This weekend, I experienced the single scariest thing that has ever happened to me. I write about this, not for attention, but for the clarity and understanding I hope it will one day provide.
James and I started having "date night," either on Friday or Saturday. It's a night when we can spend time, just us, to relax and enjoy each other's company. I've made big strides in my life in the last six weeks (more on that later), and this has been instrumental in my life changes.
This week, we decided to check out Steele, an Asian/sushi place in the Plaza Midtown condo complex off West Peachtree. We LOVE sushi, so it seemed perfect.
As we prepared to leave the condo, I started seeing spots, like I'd looked at the light in the mirror too long. No big deal.
By the time we arrived at Steele, less than 1.5 miles away, I'd lost my peripheral vision.
After we sat down, within 10 minutes, I couldn't feel my right hand, save the sporadic tingle.
In 10 more minutes, my hand was fine.
In 10 additional minutes, I couldn't feel the lower right half of my face.
In 10 more minutes, I was fine.
Soon after we'd sat down, I started getting a little spacey. I couldn't remember little details about our upcoming Vegas vacation. No big deal, though, as we've never been and I don't know much about the city.
As James' and my conversation progressed, it became apparent that something was wrong. I could not remember common information -- the name of the Hoover Dam, the Bellagio, gondola rides and the Venetian. One of my favorite artists is Dale Chihuly, and while I can tell you most anything about his career, I couldn't remember his name.
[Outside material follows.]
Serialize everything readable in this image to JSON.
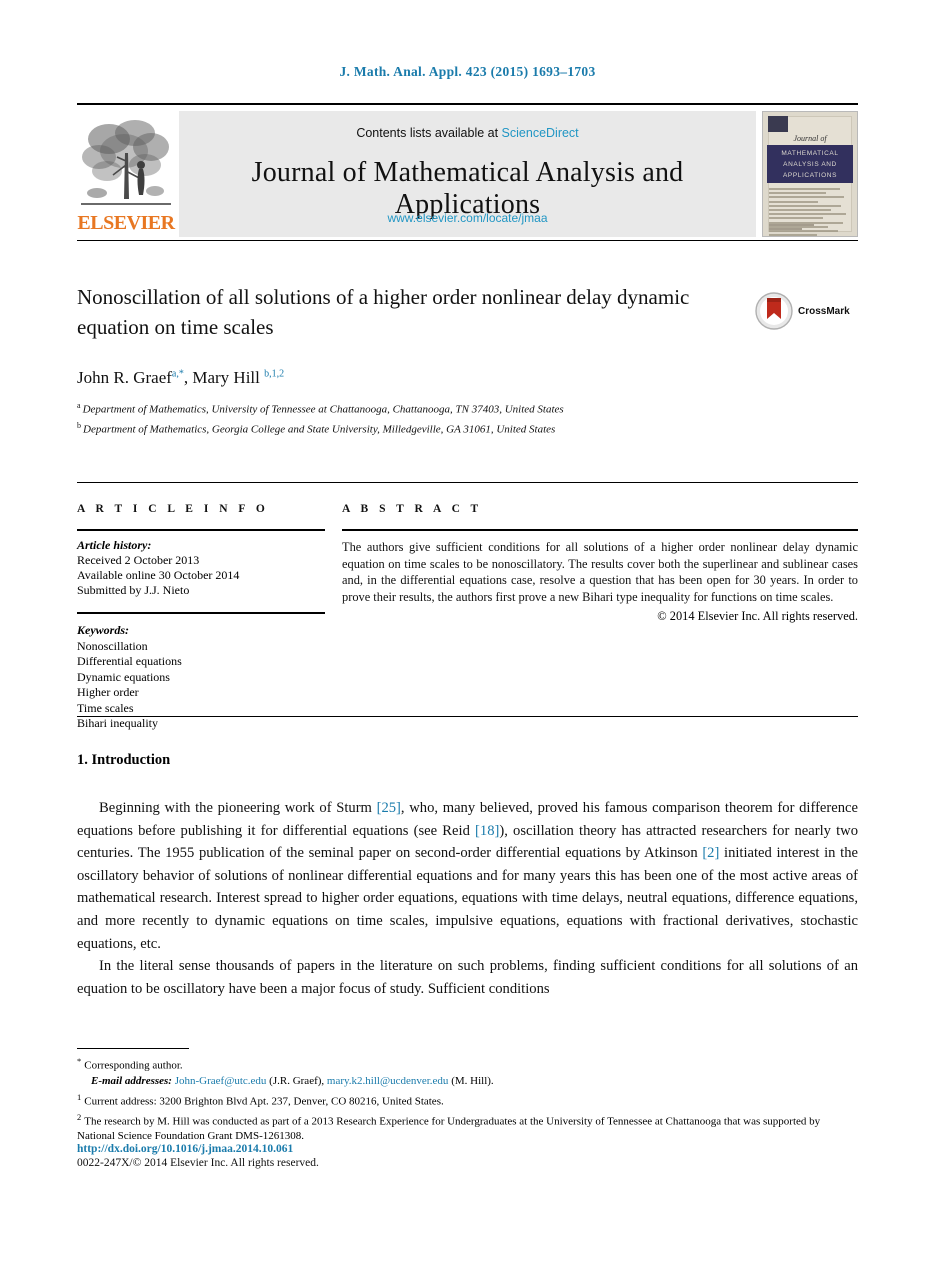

I couldn’t' tell you the name of our friend who lives with us, the name of one of my best friend's fiancées nor write the name of the street on which I live.
When it became clear that something was awry, we decided to go to the ER. However, by the time we arrived at the car -- I was fine. I knew all I had not known a mere 10 minutes prior. Even more, I knew the surprise at my prior condition; I knew something had been wrong, and I could explain that I had been conscious of it the entire time, despite my inability to articulate even the most simple point.
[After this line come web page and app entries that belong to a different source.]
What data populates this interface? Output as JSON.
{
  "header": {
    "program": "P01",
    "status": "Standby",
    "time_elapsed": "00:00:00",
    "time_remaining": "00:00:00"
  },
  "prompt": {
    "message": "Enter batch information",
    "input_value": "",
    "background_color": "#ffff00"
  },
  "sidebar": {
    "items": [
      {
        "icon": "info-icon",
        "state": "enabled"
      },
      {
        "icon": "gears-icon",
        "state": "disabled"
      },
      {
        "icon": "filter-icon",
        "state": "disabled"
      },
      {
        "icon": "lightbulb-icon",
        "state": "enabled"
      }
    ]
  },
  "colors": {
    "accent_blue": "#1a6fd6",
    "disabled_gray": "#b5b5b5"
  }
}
I went to the doctor on Monday – he could find nothing wrong, but could only suggest what I feared, the worst – possible stroke, inappropriate stress, aneurysm, brain spasm – all things that a 24-year-old should never experience. All things that my young husband and parents should not have to experience.
Yet here we all are, experiencing the unexperiencable… and for the first time, I feel like I can legitimately ask – why me?